«A particular man, different from everyone else, a person who was spurred on by the mourning of his young son Dino, by the pain he felt. And all the relationships with the people around him, in the family and in the stable, were conditioned by it. I knew little about Enzo Ferrari – says Adam Driver – but as we prepared the film, we got to know the real places in Modena, the barber shop, the studio, the house, the restaurants, I entered into connection with him and his world, it was really exciting.”
In the independently produced blockbuster (which is why it was able to be here), shot in Italy, with adrenaline-filled racing scenes, there is the reconstruction of the famous 1957 Mille Miglia with the tragedy that cost the life of Ferrari driver Alfonso De Portago and he massacred the public in Guidizzolo with the death of nine spectators including 4 children.
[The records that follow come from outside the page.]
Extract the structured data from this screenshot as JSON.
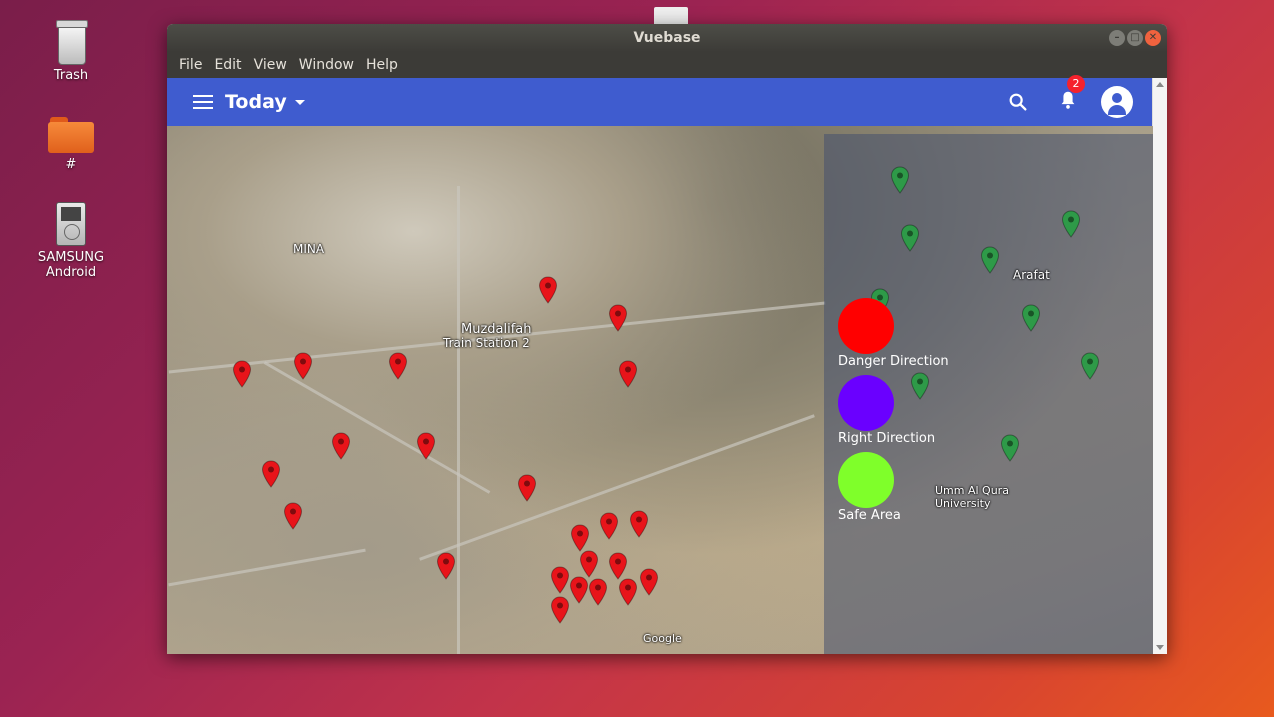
{
  "desktop": {
    "icons": [
      {
        "label": "Trash"
      },
      {
        "label": "#"
      },
      {
        "label": "SAMSUNG Android"
      }
    ]
  },
  "window": {
    "title": "Vuebase",
    "menu": [
      "File",
      "Edit",
      "View",
      "Window",
      "Help"
    ]
  },
  "appbar": {
    "title": "Today",
    "notification_count": "2",
    "color": "#3f5ccf"
  },
  "map": {
    "labels": {
      "mina": "MINA",
      "muzdalifah": "Muzdalifah",
      "train_station": "Train Station 2",
      "arafat": "Arafat",
      "umm_al_qura": "Umm Al Qura University",
      "google": "Google"
    }
  },
  "legend": [
    {
      "label": "Danger Direction",
      "color": "#ff0000"
    },
    {
      "label": "Right Direction",
      "color": "#6a00ff"
    },
    {
      "label": "Safe Area",
      "color": "#7fff2a"
    }
  ],
  "pin_colors": {
    "danger": "#e8141a",
    "safe": "#2e9a48"
  }
}
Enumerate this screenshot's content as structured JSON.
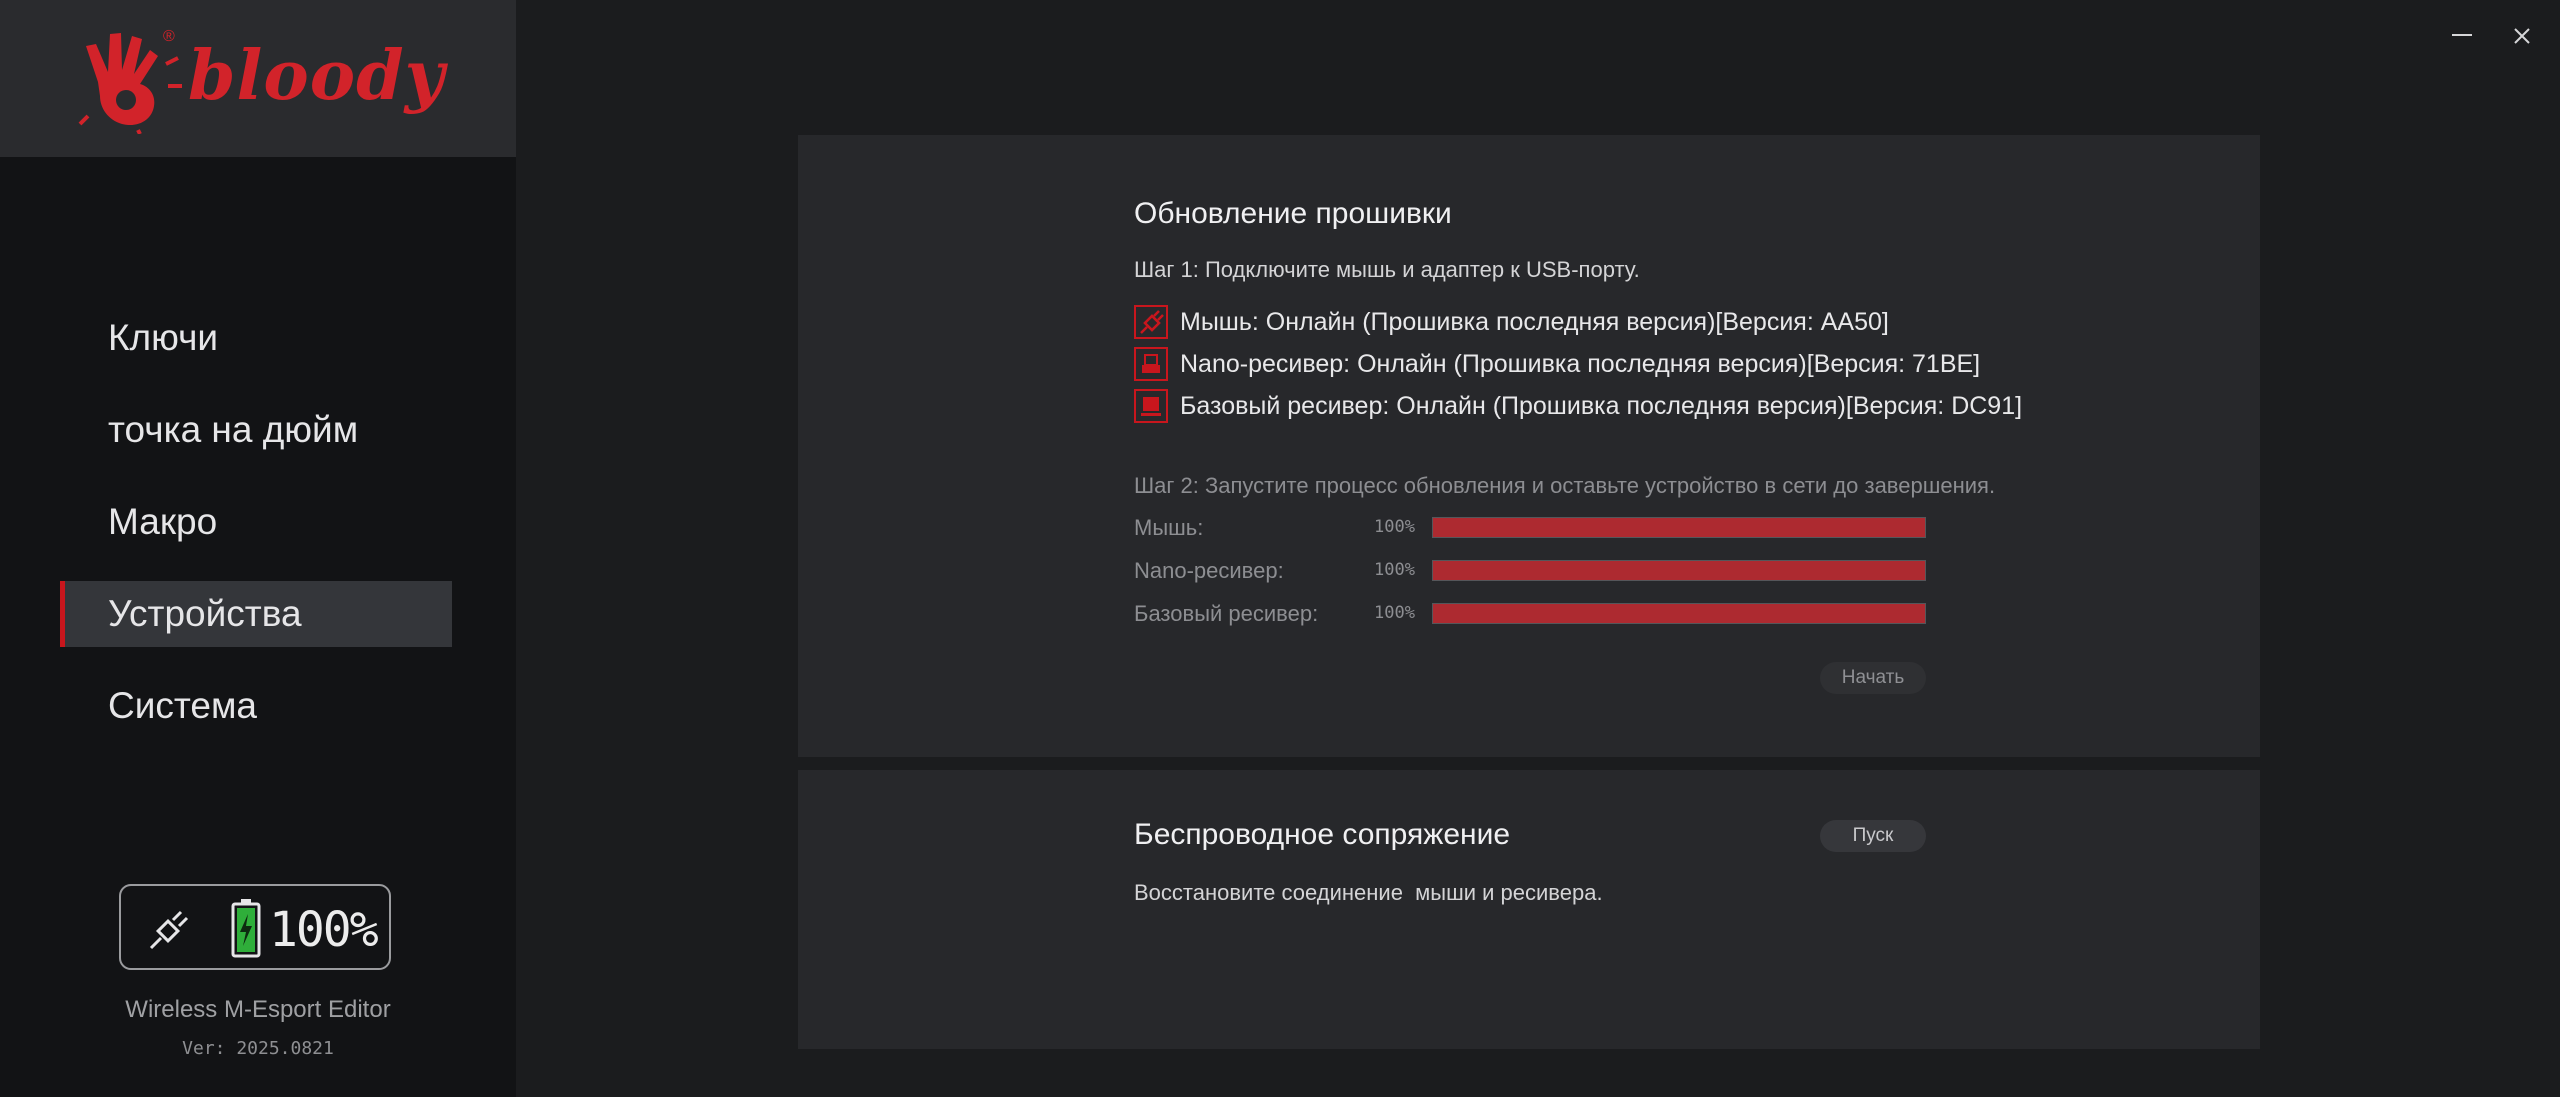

It was the last Mille Miglia, later banned for safety reasons, the end of an era. The cast includes Penelope Cruz (his wife Laura Ferrari), Jack O’Connell, Sarah Gadon (Linda Christian), Gabriel Leon, Lino Musella, Valentina Bellè and Shailene Woodley who plays the lover Lina Lardi, from whom Piero will be born, recognized only in 1975.
«I have always been fascinated by such profoundly human stories, when I came across such a dynamic character like Enzo Ferrari I was struck. All the contrasting aspects of him are universal, but that’s life and he had concentrated them,” says the director.
1957 was a crucial year in the life of Enzo Ferrari: he lost his beloved son Dino to dystrophy at the age of 24, his marriage to Laura, ruined by pain, was at an end, in the meantime he continued his extramarital affair with Lina Lardi, known during the war and who gave him his son Pietro who calls him dad, during the races his faithful friends die and the challenge with the Maserati, also from Modena, takes away his sleep, for him there are only races and the Mille Miglia of that year will end in tragedy. Public and private overlap in Michael Mann’s melody.